- [What the task asks]: Every entry here needs to be repeated exactly.

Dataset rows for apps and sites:
-------------------------
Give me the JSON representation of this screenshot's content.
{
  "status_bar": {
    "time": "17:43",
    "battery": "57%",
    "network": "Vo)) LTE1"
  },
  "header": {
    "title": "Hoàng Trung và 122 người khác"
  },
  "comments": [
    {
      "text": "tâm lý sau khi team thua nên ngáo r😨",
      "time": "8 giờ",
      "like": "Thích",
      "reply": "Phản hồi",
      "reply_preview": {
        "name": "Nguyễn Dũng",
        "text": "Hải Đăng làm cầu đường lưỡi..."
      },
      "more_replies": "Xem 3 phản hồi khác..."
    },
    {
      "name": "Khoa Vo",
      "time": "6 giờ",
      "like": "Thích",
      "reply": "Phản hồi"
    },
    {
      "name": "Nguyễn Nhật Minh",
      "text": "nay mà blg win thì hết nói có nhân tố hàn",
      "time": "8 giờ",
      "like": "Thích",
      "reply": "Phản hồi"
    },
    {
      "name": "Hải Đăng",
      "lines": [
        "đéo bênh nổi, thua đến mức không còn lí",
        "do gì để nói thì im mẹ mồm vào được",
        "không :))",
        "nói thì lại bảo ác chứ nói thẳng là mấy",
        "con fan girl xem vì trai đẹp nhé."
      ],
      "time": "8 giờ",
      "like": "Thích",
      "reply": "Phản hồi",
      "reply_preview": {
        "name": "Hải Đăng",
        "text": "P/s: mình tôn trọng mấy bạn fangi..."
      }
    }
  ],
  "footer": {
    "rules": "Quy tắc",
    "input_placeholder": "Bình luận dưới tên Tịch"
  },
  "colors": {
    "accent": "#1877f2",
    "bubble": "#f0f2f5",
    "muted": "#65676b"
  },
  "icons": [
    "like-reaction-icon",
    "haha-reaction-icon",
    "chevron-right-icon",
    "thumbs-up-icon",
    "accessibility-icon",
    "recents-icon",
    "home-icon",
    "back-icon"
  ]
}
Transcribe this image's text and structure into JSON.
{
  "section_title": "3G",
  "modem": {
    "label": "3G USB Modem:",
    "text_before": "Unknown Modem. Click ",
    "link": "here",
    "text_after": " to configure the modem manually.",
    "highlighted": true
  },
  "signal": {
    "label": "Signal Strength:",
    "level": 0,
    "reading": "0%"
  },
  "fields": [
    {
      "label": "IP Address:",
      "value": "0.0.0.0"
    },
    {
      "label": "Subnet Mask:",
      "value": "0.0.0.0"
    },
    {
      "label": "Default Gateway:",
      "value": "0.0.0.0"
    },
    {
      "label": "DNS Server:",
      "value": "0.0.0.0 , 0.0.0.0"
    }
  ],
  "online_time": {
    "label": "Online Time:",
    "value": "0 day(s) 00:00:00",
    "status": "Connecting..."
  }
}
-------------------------
- [Result]:
Give me the JSON representation of this screenshot's content.
{
  "status_bar": {
    "time": "17:43",
    "battery": "57%",
    "network": "Vo)) LTE1"
  },
  "header": {
    "title": "Hoàng Trung và 122 người khác"
  },
  "comments": [
    {
      "text": "tâm lý sau khi team thua nên ngáo r😨",
      "time": "8 giờ",
      "like": "Thích",
      "reply": "Phản hồi",
      "reply_preview": {
        "name": "Nguyễn Dũng",
        "text": "Hải Đăng làm cầu đường lưỡi..."
      },
      "more_replies": "Xem 3 phản hồi khác..."
    },
    {
      "name": "Khoa Vo",
      "time": "6 giờ",
      "like": "Thích",
      "reply": "Phản hồi"
    },
    {
      "name": "Nguyễn Nhật Minh",
      "text": "nay mà blg win thì hết nói có nhân tố hàn",
      "time": "8 giờ",
      "like": "Thích",
      "reply": "Phản hồi"
    },
    {
      "name": "Hải Đăng",
      "lines": [
        "đéo bênh nổi, thua đến mức không còn lí",
        "do gì để nói thì im mẹ mồm vào được",
        "không :))",
        "nói thì lại bảo ác chứ nói thẳng là mấy",
        "con fan girl xem vì trai đẹp nhé."
      ],
      "time": "8 giờ",
      "like": "Thích",
      "reply": "Phản hồi",
      "reply_preview": {
        "name": "Hải Đăng",
        "text": "P/s: mình tôn trọng mấy bạn fangi..."
      }
    }
  ],
  "footer": {
    "rules": "Quy tắc",
    "input_placeholder": "Bình luận dưới tên Tịch"
  },
  "colors": {
    "accent": "#1877f2",
    "bubble": "#f0f2f5",
    "muted": "#65676b"
  },
  "icons": [
    "like-reaction-icon",
    "haha-reaction-icon",
    "chevron-right-icon",
    "thumbs-up-icon",
    "accessibility-icon",
    "recents-icon",
    "home-icon",
    "back-icon"
  ]
}
Transcribe this image's text and structure into JSON.
{
  "section_title": "3G",
  "modem": {
    "label": "3G USB Modem:",
    "text_before": "Unknown Modem. Click ",
    "link": "here",
    "text_after": " to configure the modem manually.",
    "highlighted": true
  },
  "signal": {
    "label": "Signal Strength:",
    "level": 0,
    "reading": "0%"
  },
  "fields": [
    {
      "label": "IP Address:",
      "value": "0.0.0.0"
    },
    {
      "label": "Subnet Mask:",
      "value": "0.0.0.0"
    },
    {
      "label": "Default Gateway:",
      "value": "0.0.0.0"
    },
    {
      "label": "DNS Server:",
      "value": "0.0.0.0 , 0.0.0.0"
    }
  ],
  "online_time": {
    "label": "Online Time:",
    "value": "0 day(s) 00:00:00",
    "status": "Connecting..."
  }
}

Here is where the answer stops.